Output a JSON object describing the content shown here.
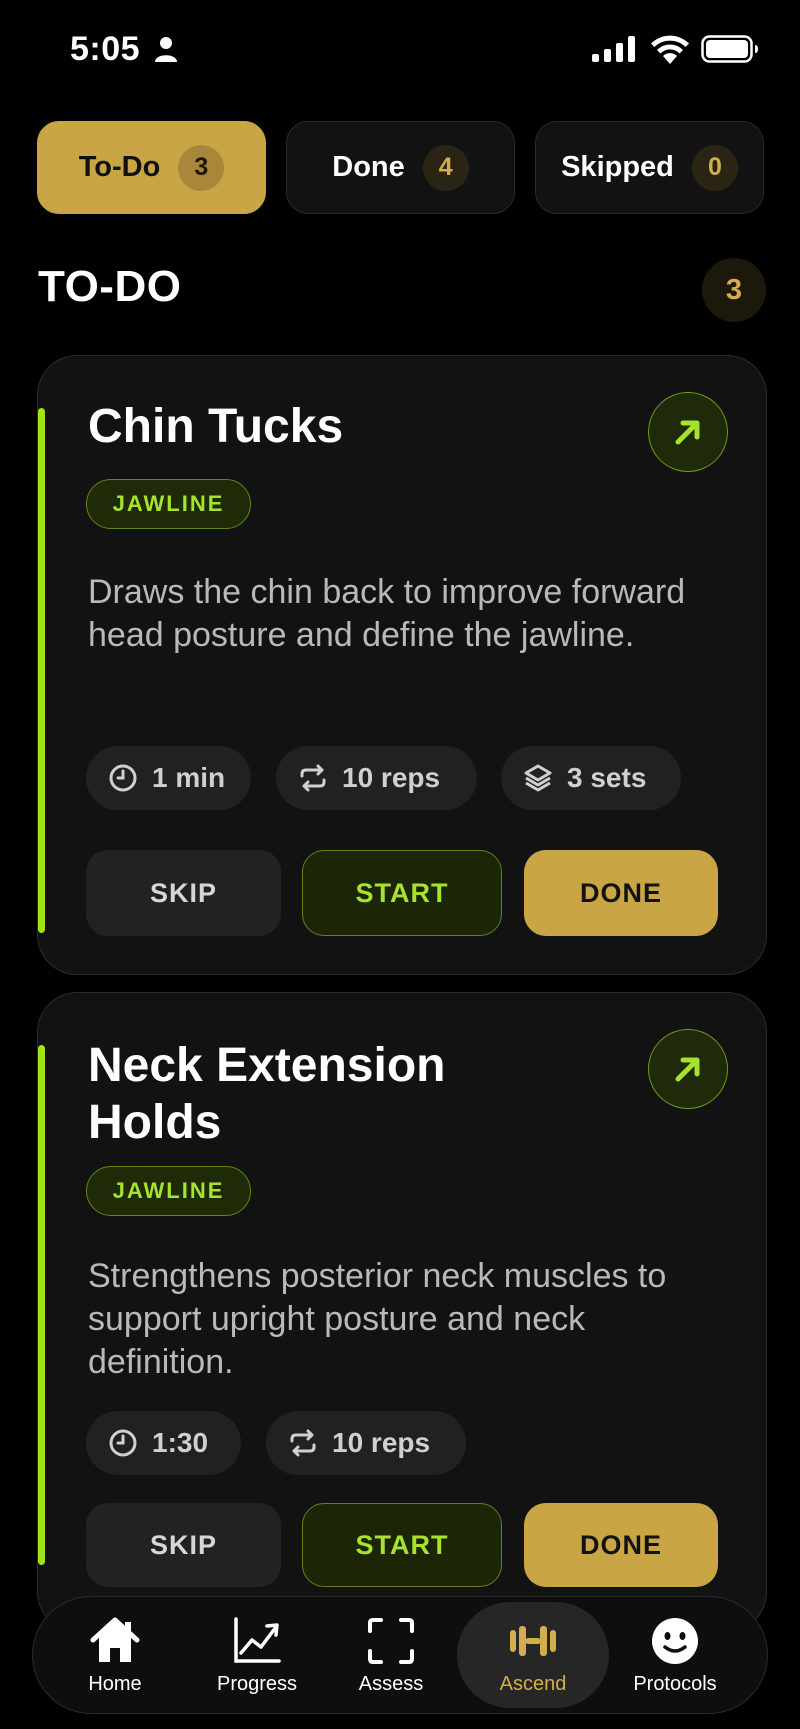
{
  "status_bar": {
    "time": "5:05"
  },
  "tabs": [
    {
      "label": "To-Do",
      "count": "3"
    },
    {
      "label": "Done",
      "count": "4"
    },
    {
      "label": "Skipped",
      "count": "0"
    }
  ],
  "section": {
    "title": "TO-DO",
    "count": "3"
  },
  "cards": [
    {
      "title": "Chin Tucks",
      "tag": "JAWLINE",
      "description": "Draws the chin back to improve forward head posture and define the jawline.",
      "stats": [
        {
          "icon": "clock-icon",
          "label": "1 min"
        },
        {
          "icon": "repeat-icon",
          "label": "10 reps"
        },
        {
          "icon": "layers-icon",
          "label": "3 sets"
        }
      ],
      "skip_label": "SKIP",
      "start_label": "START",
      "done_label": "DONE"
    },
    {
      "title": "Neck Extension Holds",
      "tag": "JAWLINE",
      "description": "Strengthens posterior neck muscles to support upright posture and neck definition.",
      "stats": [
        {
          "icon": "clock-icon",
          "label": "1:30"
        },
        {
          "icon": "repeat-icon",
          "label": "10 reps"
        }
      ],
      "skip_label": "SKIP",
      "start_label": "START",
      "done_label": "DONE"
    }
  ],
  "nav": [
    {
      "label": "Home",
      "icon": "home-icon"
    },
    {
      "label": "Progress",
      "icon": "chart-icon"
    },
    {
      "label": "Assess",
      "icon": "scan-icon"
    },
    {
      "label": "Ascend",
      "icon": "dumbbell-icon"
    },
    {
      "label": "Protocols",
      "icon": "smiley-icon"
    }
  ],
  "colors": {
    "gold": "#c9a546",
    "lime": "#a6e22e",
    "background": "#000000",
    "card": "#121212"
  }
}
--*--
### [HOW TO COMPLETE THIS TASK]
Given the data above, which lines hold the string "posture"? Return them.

### [SOLUTION FOR THIS EXERCISE]
      "description": "Draws the chin back to improve forward head posture and define the jawline.",
      "description": "Strengthens posterior neck muscles to support upright posture and neck definition.",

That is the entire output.